→ **WHAT TO PRODUCE**
Report how many lines of these entries hold the string "Payment"; reply with the number alone.

→ **DATA FOR THE TASK**
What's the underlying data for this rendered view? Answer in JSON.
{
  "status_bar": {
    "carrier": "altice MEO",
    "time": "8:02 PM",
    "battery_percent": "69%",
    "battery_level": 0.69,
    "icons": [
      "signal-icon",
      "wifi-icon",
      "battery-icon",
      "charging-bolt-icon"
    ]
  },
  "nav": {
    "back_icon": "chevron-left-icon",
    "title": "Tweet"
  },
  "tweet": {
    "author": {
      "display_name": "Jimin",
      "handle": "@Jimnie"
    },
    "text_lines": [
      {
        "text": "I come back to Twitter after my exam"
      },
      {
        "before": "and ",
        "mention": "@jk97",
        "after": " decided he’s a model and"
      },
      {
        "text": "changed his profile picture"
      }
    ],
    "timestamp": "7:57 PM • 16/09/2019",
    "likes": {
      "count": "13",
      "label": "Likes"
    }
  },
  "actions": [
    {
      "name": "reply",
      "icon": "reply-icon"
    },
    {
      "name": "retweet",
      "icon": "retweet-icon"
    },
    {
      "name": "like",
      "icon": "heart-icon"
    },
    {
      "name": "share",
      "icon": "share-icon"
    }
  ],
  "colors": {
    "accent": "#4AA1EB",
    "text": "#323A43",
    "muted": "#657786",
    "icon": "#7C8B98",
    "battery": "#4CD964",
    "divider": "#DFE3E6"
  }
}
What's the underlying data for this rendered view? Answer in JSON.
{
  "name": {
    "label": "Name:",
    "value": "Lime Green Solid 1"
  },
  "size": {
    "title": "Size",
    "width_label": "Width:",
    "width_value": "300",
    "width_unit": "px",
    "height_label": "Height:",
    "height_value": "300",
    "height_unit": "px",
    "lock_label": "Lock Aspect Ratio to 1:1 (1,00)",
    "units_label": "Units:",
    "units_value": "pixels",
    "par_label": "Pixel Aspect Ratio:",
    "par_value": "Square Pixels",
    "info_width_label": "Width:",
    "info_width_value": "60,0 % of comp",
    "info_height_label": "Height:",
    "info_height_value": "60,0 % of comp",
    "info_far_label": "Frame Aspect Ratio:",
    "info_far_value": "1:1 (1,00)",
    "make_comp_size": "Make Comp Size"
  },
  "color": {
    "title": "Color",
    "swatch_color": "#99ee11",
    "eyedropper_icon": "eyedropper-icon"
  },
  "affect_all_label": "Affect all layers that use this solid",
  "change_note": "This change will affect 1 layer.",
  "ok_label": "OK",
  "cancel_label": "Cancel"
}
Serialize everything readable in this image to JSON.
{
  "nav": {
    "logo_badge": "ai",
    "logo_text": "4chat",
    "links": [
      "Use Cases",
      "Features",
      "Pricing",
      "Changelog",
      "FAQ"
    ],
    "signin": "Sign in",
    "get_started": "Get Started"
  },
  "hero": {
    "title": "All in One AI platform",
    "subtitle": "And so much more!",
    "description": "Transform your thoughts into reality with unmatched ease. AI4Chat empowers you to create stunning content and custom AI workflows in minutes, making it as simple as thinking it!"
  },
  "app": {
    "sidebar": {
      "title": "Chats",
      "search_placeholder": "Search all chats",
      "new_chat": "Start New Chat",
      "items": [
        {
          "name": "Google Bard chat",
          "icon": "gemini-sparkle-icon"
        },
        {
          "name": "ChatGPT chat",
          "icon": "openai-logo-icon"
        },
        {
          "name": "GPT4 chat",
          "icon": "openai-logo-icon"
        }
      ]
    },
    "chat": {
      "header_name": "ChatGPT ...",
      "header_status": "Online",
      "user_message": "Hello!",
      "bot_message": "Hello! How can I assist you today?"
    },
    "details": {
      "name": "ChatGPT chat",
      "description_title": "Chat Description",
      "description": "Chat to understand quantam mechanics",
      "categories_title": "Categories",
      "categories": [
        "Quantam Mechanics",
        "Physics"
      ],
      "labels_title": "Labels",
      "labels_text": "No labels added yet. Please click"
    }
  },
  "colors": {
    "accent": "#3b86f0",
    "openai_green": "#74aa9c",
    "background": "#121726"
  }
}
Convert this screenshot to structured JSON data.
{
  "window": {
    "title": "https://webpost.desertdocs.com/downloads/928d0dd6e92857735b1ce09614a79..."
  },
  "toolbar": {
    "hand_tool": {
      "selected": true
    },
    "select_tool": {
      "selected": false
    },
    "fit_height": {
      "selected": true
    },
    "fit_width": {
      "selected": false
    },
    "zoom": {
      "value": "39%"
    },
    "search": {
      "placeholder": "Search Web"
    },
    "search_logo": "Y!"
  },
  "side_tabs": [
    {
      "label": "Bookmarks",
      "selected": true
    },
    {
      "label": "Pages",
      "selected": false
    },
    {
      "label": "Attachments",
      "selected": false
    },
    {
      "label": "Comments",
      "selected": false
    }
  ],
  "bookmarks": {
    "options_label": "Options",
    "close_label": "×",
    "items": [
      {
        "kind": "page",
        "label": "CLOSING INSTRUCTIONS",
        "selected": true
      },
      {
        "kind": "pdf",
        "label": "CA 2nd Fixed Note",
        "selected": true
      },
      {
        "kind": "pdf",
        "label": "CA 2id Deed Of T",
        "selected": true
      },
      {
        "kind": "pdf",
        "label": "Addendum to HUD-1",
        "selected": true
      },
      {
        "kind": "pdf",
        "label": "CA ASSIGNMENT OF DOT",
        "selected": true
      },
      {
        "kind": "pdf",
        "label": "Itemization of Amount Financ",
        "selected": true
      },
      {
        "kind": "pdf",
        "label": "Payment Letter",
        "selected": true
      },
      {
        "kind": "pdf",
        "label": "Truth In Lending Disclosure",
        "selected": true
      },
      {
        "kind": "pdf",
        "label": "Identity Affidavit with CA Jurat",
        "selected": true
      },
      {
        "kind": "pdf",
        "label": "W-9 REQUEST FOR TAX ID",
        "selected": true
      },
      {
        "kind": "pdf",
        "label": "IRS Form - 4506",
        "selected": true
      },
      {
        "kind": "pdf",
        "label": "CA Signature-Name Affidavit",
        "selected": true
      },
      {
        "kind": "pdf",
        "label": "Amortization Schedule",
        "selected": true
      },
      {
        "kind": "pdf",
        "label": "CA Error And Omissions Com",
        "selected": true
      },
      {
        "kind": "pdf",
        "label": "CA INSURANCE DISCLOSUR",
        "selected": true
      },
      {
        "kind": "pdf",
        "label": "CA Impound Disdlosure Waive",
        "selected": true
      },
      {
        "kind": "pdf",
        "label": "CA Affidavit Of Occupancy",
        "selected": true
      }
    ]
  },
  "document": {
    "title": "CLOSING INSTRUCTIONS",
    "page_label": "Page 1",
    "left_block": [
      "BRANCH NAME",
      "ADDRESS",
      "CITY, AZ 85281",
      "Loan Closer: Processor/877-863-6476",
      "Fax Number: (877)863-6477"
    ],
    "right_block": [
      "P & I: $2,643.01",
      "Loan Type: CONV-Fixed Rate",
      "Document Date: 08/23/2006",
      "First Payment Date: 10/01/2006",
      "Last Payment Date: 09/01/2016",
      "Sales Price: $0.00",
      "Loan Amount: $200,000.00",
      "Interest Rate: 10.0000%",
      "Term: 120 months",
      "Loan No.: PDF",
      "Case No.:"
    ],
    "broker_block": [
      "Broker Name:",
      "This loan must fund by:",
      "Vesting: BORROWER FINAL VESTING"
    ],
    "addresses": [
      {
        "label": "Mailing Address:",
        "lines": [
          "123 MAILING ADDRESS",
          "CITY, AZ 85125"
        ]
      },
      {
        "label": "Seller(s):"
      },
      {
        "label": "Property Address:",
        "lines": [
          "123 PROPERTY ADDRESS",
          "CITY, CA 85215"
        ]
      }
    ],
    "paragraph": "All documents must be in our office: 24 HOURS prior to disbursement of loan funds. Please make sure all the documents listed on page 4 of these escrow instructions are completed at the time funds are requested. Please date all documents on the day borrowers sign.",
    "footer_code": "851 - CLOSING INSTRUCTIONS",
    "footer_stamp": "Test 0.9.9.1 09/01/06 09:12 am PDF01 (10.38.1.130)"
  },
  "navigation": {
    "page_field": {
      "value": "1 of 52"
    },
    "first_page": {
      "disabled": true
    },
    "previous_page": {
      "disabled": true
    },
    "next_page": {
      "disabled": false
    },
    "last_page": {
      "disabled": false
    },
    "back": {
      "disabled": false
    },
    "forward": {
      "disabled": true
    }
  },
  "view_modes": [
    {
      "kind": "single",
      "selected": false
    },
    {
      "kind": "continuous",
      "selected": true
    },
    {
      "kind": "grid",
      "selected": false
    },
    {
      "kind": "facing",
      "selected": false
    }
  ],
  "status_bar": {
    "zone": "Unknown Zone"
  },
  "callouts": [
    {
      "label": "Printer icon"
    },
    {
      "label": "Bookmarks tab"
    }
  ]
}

→ **RESPONSE TO THE TASK**
3